Dale had the foresight to go with me to the bathroom. I sat down and peed then had a hard contraction. (Ouch, ouch, ouch) Dale asked if I was ready to go back. Cathy was setting up to check me in my bedroom across from the bathroom. I told Dale felt like there was something in my bowels. (It turns out it was a baby.) I remember thinking that we probably needed to call the cousins soon so that the boys could leave. Then I started to push!
Cathy noticed the change in my breathing and rushed in the bathroom. “Are you pushing?” She asked. I nodded. “Don’t push!” she ordered. “Breathe deeply.” I did. “Do you want to have the baby here? We can deliver you here on the toilet.” I shook my head. “Let me check you,” she said as I raised myself up so she could. “You are complete. This baby is here. Do you want to go into the bedroom?” I said I wanted to go back to the water. So with that we got my pants off, Dale grabbed one arm and she grabbed the other and we ran down the hall, through the kitchen (with everyone still eating breakfast) and into the great room. I jumped into the pool and with the next contraction heard, “There’s the head! . . . There’s the body! . . . It’s a girl!”
She was lifted from the water as everyone began to grasp what had just happened. I had been leaning on the side of the pool to push so I had to get turned around so that I could hold her. As I settled in I told Isaac that he could leave if he was uncomfortable seeing me. At first he was but soon he was at the pool loving and admiring his new sister with everyone else. The baby and I were pretty much covered with towels to keep up warm while we waited for the placenta.

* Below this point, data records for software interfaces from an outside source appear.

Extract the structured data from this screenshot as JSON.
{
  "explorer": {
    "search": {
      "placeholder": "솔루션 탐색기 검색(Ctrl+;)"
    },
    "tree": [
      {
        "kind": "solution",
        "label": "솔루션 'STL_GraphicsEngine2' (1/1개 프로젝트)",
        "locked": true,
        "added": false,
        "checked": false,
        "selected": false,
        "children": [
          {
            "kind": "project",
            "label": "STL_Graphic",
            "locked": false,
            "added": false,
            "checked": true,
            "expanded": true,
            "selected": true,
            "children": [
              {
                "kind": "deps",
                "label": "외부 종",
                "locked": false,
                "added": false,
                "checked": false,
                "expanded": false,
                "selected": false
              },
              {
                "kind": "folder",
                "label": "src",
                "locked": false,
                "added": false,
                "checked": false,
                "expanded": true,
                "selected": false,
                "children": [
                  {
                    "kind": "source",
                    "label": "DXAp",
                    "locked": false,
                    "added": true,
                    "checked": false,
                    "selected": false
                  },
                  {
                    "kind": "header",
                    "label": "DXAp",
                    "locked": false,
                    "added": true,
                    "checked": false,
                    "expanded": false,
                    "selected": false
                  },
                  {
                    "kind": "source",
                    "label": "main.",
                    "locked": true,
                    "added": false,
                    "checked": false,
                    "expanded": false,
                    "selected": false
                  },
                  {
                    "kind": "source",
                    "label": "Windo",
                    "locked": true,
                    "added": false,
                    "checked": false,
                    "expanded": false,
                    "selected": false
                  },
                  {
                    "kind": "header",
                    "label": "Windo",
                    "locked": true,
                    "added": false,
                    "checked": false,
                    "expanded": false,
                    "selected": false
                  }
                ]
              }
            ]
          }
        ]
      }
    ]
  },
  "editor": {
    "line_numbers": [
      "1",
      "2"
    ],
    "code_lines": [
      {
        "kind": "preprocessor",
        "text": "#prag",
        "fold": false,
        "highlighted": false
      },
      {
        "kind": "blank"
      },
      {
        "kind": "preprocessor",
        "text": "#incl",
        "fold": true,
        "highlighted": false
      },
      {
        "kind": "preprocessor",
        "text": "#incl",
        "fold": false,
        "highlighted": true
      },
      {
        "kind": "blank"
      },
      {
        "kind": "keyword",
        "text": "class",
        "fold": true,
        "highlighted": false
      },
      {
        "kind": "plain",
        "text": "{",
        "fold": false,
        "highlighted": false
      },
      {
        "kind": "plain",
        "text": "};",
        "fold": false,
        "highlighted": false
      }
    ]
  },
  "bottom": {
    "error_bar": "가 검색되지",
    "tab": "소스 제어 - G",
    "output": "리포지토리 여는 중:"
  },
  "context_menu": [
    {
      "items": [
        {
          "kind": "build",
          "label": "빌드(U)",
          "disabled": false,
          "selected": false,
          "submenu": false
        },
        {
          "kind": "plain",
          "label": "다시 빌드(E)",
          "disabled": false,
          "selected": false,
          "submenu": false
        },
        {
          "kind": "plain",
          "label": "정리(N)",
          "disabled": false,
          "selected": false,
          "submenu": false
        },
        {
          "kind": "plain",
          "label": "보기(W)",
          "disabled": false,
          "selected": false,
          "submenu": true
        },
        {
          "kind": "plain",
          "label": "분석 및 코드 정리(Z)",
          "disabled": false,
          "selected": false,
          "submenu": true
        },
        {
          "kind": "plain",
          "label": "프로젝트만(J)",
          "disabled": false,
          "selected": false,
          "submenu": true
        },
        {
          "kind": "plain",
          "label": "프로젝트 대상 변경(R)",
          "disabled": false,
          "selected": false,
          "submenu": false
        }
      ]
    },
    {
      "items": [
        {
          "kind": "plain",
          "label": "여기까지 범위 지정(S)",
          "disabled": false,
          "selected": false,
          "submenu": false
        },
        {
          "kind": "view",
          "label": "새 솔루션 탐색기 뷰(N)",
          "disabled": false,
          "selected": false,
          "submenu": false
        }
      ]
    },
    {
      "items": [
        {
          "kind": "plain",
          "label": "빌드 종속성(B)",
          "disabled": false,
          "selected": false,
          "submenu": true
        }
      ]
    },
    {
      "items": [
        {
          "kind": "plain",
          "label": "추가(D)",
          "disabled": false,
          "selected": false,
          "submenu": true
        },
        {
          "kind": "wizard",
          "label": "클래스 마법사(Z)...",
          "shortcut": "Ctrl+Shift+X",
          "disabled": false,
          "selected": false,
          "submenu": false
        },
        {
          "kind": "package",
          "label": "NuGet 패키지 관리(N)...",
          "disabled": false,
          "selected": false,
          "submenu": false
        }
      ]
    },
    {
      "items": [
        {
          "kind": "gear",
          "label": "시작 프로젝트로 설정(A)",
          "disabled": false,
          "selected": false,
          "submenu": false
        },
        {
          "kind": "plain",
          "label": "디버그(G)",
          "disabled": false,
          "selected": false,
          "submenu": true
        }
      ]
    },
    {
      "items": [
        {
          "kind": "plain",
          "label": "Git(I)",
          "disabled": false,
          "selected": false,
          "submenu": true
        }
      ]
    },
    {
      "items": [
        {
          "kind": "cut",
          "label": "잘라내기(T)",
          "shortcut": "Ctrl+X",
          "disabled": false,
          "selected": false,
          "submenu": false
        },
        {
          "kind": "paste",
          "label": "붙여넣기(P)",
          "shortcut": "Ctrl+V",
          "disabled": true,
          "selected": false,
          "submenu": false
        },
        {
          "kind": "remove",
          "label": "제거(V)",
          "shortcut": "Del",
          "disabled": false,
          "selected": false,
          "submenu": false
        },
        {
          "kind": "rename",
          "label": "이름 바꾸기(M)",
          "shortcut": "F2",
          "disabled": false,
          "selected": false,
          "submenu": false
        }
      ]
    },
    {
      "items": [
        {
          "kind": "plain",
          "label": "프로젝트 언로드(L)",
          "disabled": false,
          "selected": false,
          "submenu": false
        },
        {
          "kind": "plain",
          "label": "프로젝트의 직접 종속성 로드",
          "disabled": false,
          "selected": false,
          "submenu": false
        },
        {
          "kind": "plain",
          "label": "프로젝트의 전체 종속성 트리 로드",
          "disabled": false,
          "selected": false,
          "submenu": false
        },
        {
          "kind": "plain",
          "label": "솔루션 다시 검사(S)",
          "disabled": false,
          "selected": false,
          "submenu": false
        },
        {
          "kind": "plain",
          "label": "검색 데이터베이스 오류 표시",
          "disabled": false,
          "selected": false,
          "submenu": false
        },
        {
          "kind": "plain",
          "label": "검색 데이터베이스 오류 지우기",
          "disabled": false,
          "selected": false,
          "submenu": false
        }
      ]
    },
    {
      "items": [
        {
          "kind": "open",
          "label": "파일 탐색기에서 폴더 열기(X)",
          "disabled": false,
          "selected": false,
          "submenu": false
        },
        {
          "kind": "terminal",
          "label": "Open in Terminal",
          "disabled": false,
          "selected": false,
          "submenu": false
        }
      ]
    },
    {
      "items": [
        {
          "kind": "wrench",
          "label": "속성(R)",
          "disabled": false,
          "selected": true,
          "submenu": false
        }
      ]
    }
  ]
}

It was such a beautiful moment to have all my children gathered round me as we welcomed this new little one into our life. Esther, as we would choose to name her, was not interested in nursing right off but rather wanted to just look up at everyone. Dale commented that it was as if she was thinking, “I recognize your voice, and your voice, and your voice . . . “ She would look deeply at each person and then turn to another. She was so alert and aware. She was already trying to use her neck and take it all in.
This moment, of her being surrounded and supported by the many people who love her was such a healing moment for me. It was so unlike my own birth and kind of an emotional “do-over” per se. I’ve wondered if my own birth experience is what so deeply motivates me to create a different experience for my own children. Is that why I insist on a peaceful, loving home birth even though it hurts? It’s after the birth that I remember why I love to birth at home: the peace, serenity and pace of allowing that occurs is unlike anything I’ve seen in a hospital birth. I love it.
Thus, we welcomed Esther Noelle Pelo Allred on May 26th, 2012 at 7:55 a.m. She weighed in at 7 lb. 10 oz. and was 22 inches long. It looks like she’ll have blue eyes and auburn hair. She is peaceful and oh so loved by all.